Both males and females are equally likely to be affected with the condition, and affected dogs will tend to have several bouts of panosteitis flare-ups during their first couple of years of life. However, after the age of around two, the flare-ups are likely to stop.
The symptoms that any Dalmatian displays can be variable in terms of the leg or legs that are affected by panosteitis, how severe it is, and how often flare-ups occur. The onset of a bout of panosteitis is often quite rapid, and the legs that it affects can vary from attack to attack too.
Some of the main symptoms of panosteitis in Dalmatian puppies include:
All owners of Dalmatians under the age of two are advised to learn the symptoms of panosteitis and keep an eye out for any of them within their own dog. If you spot something amiss, contact your vet for an appointment so that they can get to the bottom of it.
Panosteitis in Dalmatians can’t be prevented or cured, but the good news is that it can be managed successfully until your dog outgrows the condition by the age of around two, if not sooner.

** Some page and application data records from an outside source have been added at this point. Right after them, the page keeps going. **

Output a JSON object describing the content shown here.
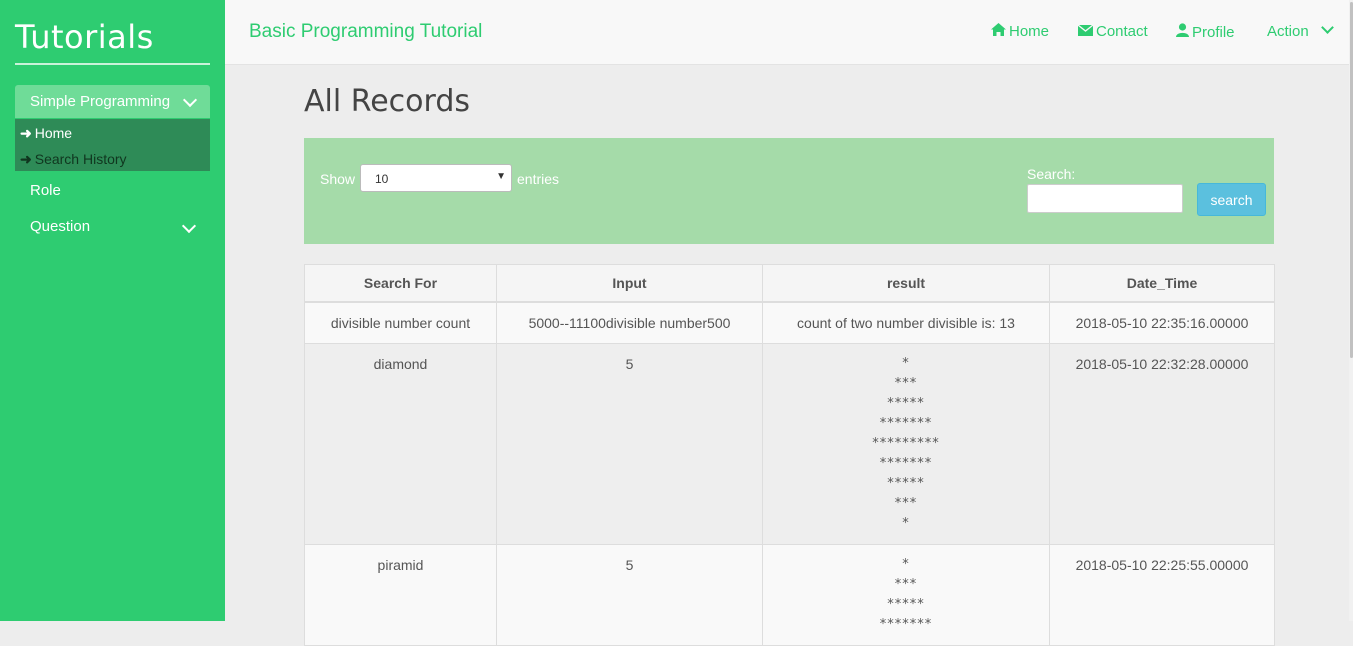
{
  "sidebar": {
    "brand": "Tutorials",
    "active_menu": "Simple Programming",
    "submenu": [
      "Home",
      "Search History"
    ],
    "items": [
      "Role",
      "Question"
    ]
  },
  "topnav": {
    "title": "Basic Programming Tutorial",
    "links": [
      {
        "label": "Home",
        "icon": "home-icon"
      },
      {
        "label": "Contact",
        "icon": "envelope-icon"
      },
      {
        "label": "Profile",
        "icon": "user-icon"
      },
      {
        "label": "Action",
        "icon": "chevron-down-icon"
      }
    ]
  },
  "main": {
    "title": "All Records",
    "filter": {
      "show_label": "Show",
      "entries_value": "10",
      "entries_label": "entries",
      "search_label": "Search:",
      "search_value": "",
      "search_button": "search"
    },
    "table": {
      "headers": [
        "Search For",
        "Input",
        "result",
        "Date_Time"
      ],
      "rows": [
        {
          "search_for": "divisible number count",
          "input": "5000--11100divisible number500",
          "result": "count of two number divisible is: 13",
          "date_time": "2018-05-10 22:35:16.00000"
        },
        {
          "search_for": "diamond",
          "input": "5",
          "result": "*\n***\n*****\n*******\n*********\n*******\n*****\n***\n*",
          "date_time": "2018-05-10 22:32:28.00000"
        },
        {
          "search_for": "piramid",
          "input": "5",
          "result": "*\n***\n*****\n*******",
          "date_time": "2018-05-10 22:25:55.00000"
        }
      ]
    }
  },
  "colors": {
    "sidebar_bg": "#2ecc71",
    "active_menu_bg": "#6fdc98",
    "submenu_bg": "#2e8b57",
    "accent": "#2ecc71",
    "filter_panel_bg": "#a5dba9",
    "search_button_bg": "#5bc0de"
  }
}
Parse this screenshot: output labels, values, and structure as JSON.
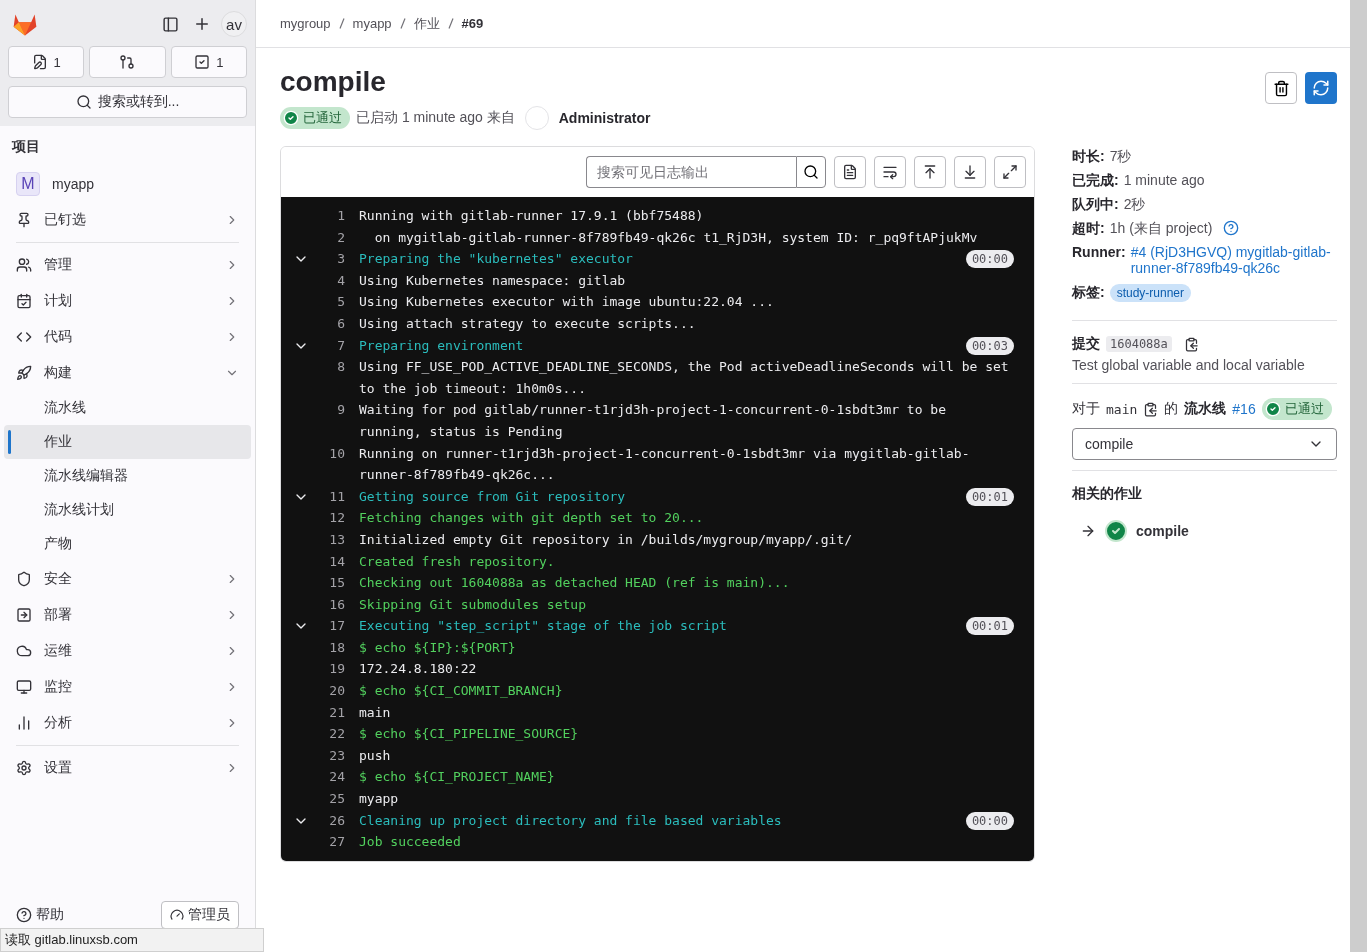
{
  "top_bar": {
    "avatar": "av",
    "counters": [
      {
        "kind": "issues",
        "count": "1"
      },
      {
        "kind": "merge_requests"
      },
      {
        "kind": "todos",
        "count": "1"
      }
    ],
    "search": {
      "placeholder": "搜索或转到..."
    }
  },
  "sidebar": {
    "section_title": "项目",
    "project": {
      "initial": "M",
      "name": "myapp"
    },
    "groups": [
      [
        {
          "label": "已钉选",
          "kind": "pin",
          "expanded": false
        }
      ],
      [
        {
          "label": "管理",
          "kind": "users",
          "expanded": false
        },
        {
          "label": "计划",
          "kind": "calendar",
          "expanded": false
        },
        {
          "label": "代码",
          "kind": "code",
          "expanded": false
        },
        {
          "label": "构建",
          "kind": "rocket",
          "expanded": true,
          "children": [
            {
              "label": "流水线",
              "selected": false
            },
            {
              "label": "作业",
              "selected": true
            },
            {
              "label": "流水线编辑器",
              "selected": false
            },
            {
              "label": "流水线计划",
              "selected": false
            },
            {
              "label": "产物",
              "selected": false
            }
          ]
        },
        {
          "label": "安全",
          "kind": "shield",
          "expanded": false
        },
        {
          "label": "部署",
          "kind": "deploy",
          "expanded": false
        },
        {
          "label": "运维",
          "kind": "cloud",
          "expanded": false
        },
        {
          "label": "监控",
          "kind": "monitor",
          "expanded": false
        },
        {
          "label": "分析",
          "kind": "chart",
          "expanded": false
        }
      ],
      [
        {
          "label": "设置",
          "kind": "settings",
          "expanded": false
        }
      ]
    ],
    "footer": {
      "help": "帮助",
      "admin": "管理员"
    }
  },
  "status_tooltip": "读取 gitlab.linuxsb.com",
  "breadcrumbs": [
    {
      "label": "mygroup",
      "current": false
    },
    {
      "label": "myapp",
      "current": false
    },
    {
      "label": "作业",
      "current": false
    },
    {
      "label": "#69",
      "current": true
    }
  ],
  "job": {
    "title": "compile",
    "status": {
      "kind": "passed",
      "label": "已通过"
    },
    "started": "已启动 1 minute ago 来自",
    "user": "Administrator"
  },
  "log": {
    "search_placeholder": "搜索可见日志输出",
    "lines": [
      {
        "number": "1",
        "text": "Running with gitlab-runner 17.9.1 (bbf75488)",
        "kind": "plain"
      },
      {
        "number": "2",
        "text": "  on mygitlab-gitlab-runner-8f789fb49-qk26c t1_RjD3H, system ID: r_pq9ftAPjukMv",
        "kind": "plain"
      },
      {
        "number": "3",
        "text": "Preparing the \"kubernetes\" executor",
        "kind": "section",
        "expanded": true,
        "duration": "00:00"
      },
      {
        "number": "4",
        "text": "Using Kubernetes namespace: gitlab",
        "kind": "plain"
      },
      {
        "number": "5",
        "text": "Using Kubernetes executor with image ubuntu:22.04 ...",
        "kind": "plain"
      },
      {
        "number": "6",
        "text": "Using attach strategy to execute scripts...",
        "kind": "plain"
      },
      {
        "number": "7",
        "text": "Preparing environment",
        "kind": "section",
        "expanded": true,
        "duration": "00:03"
      },
      {
        "number": "8",
        "text": "Using FF_USE_POD_ACTIVE_DEADLINE_SECONDS, the Pod activeDeadlineSeconds will be set to the job timeout: 1h0m0s...",
        "kind": "plain"
      },
      {
        "number": "9",
        "text": "Waiting for pod gitlab/runner-t1rjd3h-project-1-concurrent-0-1sbdt3mr to be running, status is Pending",
        "kind": "plain"
      },
      {
        "number": "10",
        "text": "Running on runner-t1rjd3h-project-1-concurrent-0-1sbdt3mr via mygitlab-gitlab-runner-8f789fb49-qk26c...",
        "kind": "plain"
      },
      {
        "number": "11",
        "text": "Getting source from Git repository",
        "kind": "section",
        "expanded": true,
        "duration": "00:01"
      },
      {
        "number": "12",
        "text": "Fetching changes with git depth set to 20...",
        "kind": "success"
      },
      {
        "number": "13",
        "text": "Initialized empty Git repository in /builds/mygroup/myapp/.git/",
        "kind": "plain"
      },
      {
        "number": "14",
        "text": "Created fresh repository.",
        "kind": "success"
      },
      {
        "number": "15",
        "text": "Checking out 1604088a as detached HEAD (ref is main)...",
        "kind": "success"
      },
      {
        "number": "16",
        "text": "Skipping Git submodules setup",
        "kind": "success"
      },
      {
        "number": "17",
        "text": "Executing \"step_script\" stage of the job script",
        "kind": "section",
        "expanded": true,
        "duration": "00:01"
      },
      {
        "number": "18",
        "text": "$ echo ${IP}:${PORT}",
        "kind": "success"
      },
      {
        "number": "19",
        "text": "172.24.8.180:22",
        "kind": "plain"
      },
      {
        "number": "20",
        "text": "$ echo ${CI_COMMIT_BRANCH}",
        "kind": "success"
      },
      {
        "number": "21",
        "text": "main",
        "kind": "plain"
      },
      {
        "number": "22",
        "text": "$ echo ${CI_PIPELINE_SOURCE}",
        "kind": "success"
      },
      {
        "number": "23",
        "text": "push",
        "kind": "plain"
      },
      {
        "number": "24",
        "text": "$ echo ${CI_PROJECT_NAME}",
        "kind": "success"
      },
      {
        "number": "25",
        "text": "myapp",
        "kind": "plain"
      },
      {
        "number": "26",
        "text": "Cleaning up project directory and file based variables",
        "kind": "section",
        "expanded": true,
        "duration": "00:00"
      },
      {
        "number": "27",
        "text": "Job succeeded",
        "kind": "success"
      }
    ]
  },
  "details": [
    {
      "label": "时长:",
      "value": "7秒",
      "kind": "text"
    },
    {
      "label": "已完成:",
      "value": "1 minute ago",
      "kind": "text"
    },
    {
      "label": "队列中:",
      "value": "2秒",
      "kind": "text"
    },
    {
      "label": "超时:",
      "value": "1h (来自 project)",
      "kind": "help"
    },
    {
      "label": "Runner:",
      "value": "#4 (RjD3HGVQ) mygitlab-gitlab-runner-8f789fb49-qk26c",
      "kind": "link"
    }
  ],
  "tags": {
    "label": "标签:",
    "items": [
      "study-runner"
    ]
  },
  "commit": {
    "label": "提交",
    "sha": "1604088a",
    "message": "Test global variable and local variable"
  },
  "pipeline": {
    "prefix": "对于",
    "branch": "main",
    "middle": "的",
    "label": "流水线",
    "number": "#16",
    "status": {
      "kind": "passed",
      "label": "已通过"
    }
  },
  "stage_select": {
    "value": "compile"
  },
  "related": {
    "title": "相关的作业",
    "jobs": [
      {
        "name": "compile"
      }
    ]
  }
}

Panosteitis is usually painful and uncomfortable for affected dogs, and so your vet will almost certainly prescribe pain medications and potentially, anti-inflammatories to help your dog to deal with flare-ups.
Keeping your dog comfortable and avoiding strenuous exercise during flare-ups is important too, as is keeping your dog at a healthy weight.